A key recommendation calls for all hES cell research protocols to be reviewed by an embryonic stem-cell oversight (ESCRO) committee. We were hesitant to recommend another bureaucratic oversight entity, but the burden in this case is justified given the novel and controversial nature of hES cell research. Oversight is especially important considering the vacuum left by current federal policy that places severe constraints on public funding. ESCRO committees should include experts in biology, stem-cell research, law, and ethics as well as public representatives.One important source of stem cells is unused blastocysts from in vitro fertilization clinics. Another is blastocysts created by nuclear transfer (often called "therapeutic cloning"). The guidelines recommend that ESCRO committees review research proposals involving stem cells from both sources. Incorporating a recommendation from a previous National Academies report, the guidelines also reflect that nuclear transfer must not be used in an attempt to reproduce a human being; ESCRO committees should review research on new hES cell lines; and no human embryos should be grown in culture for longer than 14 days or indicate the formation of the primitive streak (the structure that becomes the brain and nervous system).
Additional recommendations established by the guidelines include the following points. Internal review boards should continue to review aspects of the research involving human subjects such as patients who are to receive stem-cell therapy, or gamete or blastocyst donors.

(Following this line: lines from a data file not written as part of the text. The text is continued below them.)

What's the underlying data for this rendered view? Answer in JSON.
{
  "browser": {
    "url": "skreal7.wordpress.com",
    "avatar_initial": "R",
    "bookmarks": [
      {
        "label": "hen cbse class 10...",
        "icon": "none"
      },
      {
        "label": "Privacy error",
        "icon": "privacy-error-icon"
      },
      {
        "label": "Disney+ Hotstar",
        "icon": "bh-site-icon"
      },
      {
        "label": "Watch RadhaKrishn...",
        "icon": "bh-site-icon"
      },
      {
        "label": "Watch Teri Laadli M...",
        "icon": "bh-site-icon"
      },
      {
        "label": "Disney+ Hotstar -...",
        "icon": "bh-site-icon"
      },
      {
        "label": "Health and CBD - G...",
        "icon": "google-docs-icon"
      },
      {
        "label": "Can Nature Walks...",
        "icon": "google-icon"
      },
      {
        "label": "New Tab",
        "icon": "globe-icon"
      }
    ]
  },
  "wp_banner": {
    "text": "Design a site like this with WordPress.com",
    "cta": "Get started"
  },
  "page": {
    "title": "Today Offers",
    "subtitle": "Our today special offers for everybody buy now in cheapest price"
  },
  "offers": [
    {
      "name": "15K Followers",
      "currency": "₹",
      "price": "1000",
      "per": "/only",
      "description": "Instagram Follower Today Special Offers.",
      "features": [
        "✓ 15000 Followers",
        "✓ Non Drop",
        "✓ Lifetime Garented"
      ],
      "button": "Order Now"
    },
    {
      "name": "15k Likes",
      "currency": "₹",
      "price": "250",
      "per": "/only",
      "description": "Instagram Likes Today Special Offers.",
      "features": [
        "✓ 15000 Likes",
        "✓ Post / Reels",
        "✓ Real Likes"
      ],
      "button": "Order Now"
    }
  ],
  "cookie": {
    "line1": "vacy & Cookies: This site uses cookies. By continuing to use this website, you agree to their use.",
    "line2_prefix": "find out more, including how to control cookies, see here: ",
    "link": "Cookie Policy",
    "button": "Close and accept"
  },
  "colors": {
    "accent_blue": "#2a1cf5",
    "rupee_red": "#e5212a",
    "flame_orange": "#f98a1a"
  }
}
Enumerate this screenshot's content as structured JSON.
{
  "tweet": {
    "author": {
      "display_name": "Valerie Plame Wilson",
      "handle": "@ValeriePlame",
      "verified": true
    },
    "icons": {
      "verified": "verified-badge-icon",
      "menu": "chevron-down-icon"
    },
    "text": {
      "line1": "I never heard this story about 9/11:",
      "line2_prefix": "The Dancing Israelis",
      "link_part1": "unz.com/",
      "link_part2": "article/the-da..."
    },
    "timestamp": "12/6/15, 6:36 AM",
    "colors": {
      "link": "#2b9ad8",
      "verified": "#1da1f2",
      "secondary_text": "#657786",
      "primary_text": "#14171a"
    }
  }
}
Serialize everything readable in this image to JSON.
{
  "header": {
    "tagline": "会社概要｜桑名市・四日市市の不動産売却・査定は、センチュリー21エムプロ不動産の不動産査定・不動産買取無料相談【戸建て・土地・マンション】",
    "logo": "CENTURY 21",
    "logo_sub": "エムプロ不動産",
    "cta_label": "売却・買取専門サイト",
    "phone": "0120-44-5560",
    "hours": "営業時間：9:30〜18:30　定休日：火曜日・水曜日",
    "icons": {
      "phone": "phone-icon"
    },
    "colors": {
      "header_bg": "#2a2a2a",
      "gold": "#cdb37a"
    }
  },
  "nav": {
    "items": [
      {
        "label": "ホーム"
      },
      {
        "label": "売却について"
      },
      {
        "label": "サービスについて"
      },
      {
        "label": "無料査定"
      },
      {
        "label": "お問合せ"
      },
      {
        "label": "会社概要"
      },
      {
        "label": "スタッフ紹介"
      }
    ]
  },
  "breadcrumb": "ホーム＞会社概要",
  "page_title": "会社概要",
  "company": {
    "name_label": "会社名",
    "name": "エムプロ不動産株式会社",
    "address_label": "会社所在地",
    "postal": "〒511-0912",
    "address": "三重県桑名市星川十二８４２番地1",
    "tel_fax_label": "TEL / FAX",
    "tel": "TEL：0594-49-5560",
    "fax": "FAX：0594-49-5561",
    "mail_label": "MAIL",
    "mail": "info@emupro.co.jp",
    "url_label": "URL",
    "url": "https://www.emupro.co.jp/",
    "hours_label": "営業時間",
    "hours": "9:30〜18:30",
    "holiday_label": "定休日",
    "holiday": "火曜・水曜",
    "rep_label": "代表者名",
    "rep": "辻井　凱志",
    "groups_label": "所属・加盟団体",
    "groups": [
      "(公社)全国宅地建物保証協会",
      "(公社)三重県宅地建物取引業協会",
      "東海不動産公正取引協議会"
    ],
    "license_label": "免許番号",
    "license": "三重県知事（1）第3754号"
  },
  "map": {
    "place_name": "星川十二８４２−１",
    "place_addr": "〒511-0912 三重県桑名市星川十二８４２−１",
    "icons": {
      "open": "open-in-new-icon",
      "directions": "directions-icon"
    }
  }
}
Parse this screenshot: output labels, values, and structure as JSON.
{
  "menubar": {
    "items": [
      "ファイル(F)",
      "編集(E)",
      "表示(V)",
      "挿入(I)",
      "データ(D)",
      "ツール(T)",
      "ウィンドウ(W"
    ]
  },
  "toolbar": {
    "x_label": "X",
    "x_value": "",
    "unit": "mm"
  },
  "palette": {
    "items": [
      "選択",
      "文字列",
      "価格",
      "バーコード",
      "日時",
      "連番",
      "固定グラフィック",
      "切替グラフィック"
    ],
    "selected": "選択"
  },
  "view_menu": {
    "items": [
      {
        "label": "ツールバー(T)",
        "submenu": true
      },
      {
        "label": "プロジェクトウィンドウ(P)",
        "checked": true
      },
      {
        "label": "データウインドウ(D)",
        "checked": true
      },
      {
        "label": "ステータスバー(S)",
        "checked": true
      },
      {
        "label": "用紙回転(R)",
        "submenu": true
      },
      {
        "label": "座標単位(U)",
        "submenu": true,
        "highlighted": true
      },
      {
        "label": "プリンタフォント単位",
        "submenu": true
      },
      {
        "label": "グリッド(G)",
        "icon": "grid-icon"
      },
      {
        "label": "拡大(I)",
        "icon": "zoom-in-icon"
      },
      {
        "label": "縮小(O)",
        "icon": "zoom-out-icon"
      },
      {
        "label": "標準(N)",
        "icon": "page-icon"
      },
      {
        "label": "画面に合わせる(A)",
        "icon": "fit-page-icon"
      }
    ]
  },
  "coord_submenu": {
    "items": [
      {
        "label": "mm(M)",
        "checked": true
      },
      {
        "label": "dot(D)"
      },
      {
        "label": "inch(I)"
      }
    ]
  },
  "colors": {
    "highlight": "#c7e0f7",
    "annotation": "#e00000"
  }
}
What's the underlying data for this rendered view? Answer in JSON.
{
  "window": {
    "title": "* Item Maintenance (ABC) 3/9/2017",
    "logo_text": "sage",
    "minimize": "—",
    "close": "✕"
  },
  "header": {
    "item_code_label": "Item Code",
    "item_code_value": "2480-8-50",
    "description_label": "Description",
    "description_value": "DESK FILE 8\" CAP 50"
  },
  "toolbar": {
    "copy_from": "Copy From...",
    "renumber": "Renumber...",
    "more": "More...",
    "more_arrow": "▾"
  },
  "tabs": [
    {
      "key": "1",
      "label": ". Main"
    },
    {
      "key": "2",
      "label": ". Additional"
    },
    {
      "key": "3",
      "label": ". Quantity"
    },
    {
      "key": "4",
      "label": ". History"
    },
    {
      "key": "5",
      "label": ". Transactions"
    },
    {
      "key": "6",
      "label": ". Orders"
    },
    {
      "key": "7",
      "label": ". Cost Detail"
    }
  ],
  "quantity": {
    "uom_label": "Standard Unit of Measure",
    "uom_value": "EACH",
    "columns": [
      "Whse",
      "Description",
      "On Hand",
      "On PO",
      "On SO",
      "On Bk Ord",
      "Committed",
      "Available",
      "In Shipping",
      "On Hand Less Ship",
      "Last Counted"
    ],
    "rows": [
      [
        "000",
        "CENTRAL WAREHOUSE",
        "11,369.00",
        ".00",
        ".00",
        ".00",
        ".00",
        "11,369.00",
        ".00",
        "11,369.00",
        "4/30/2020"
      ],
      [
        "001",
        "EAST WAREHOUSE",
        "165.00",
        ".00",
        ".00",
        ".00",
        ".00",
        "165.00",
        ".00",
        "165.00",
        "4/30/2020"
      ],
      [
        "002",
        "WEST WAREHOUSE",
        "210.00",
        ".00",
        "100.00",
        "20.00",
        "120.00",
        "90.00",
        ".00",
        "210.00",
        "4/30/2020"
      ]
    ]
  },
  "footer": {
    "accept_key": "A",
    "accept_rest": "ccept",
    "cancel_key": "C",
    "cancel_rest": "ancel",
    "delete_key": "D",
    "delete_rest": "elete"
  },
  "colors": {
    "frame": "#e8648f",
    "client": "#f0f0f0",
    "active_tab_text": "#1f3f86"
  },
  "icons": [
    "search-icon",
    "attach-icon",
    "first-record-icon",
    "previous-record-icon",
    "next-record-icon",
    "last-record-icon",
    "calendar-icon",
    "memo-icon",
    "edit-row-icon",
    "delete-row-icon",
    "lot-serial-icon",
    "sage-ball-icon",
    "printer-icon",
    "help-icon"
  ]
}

A rigorous donor consent process must be established, and to avoid financial conflicts of interest, no payments should be made for gametes or blastocysts. Researchers may not propose that more blastocysts be created by in vitro fertilization clinics than are intended for reproductive purposes. Only after reproductive efforts have ceased may potential donors be asked to consent to the research use of surplus blastocysts. Many other protections for donors are necessary, including confidentiality. Institutions must establish a registry for stem-cell lines banked there, complete with full scientific and consent documentation for the source of each line.
Under the guidelines, chimeras should not be created if there are other alternatives. No animal embryonic stem cells should be transplanted into a human blastocyst, and an ESCRO committee must review proposals to place hES cells into an animal. No hES cells should be put into nonhuman primates, and no animal into which human embryonic stem cells have been introduced should be allowed to breed.
The guidelines include many more details. It is of critical importance for all involved in this exciting area of science to familiarize themselves with the guidelines ( http://www.nap.edu/) and to commit themselves to stringent ethical conduct.
Jonathan D. Moreno, Ph.D., is the director of the Center for Biomedical Ethics at the University of Virginia, PO Box 800758, UVa Health System, Charlottesville, VA 22908, 434.924.8274.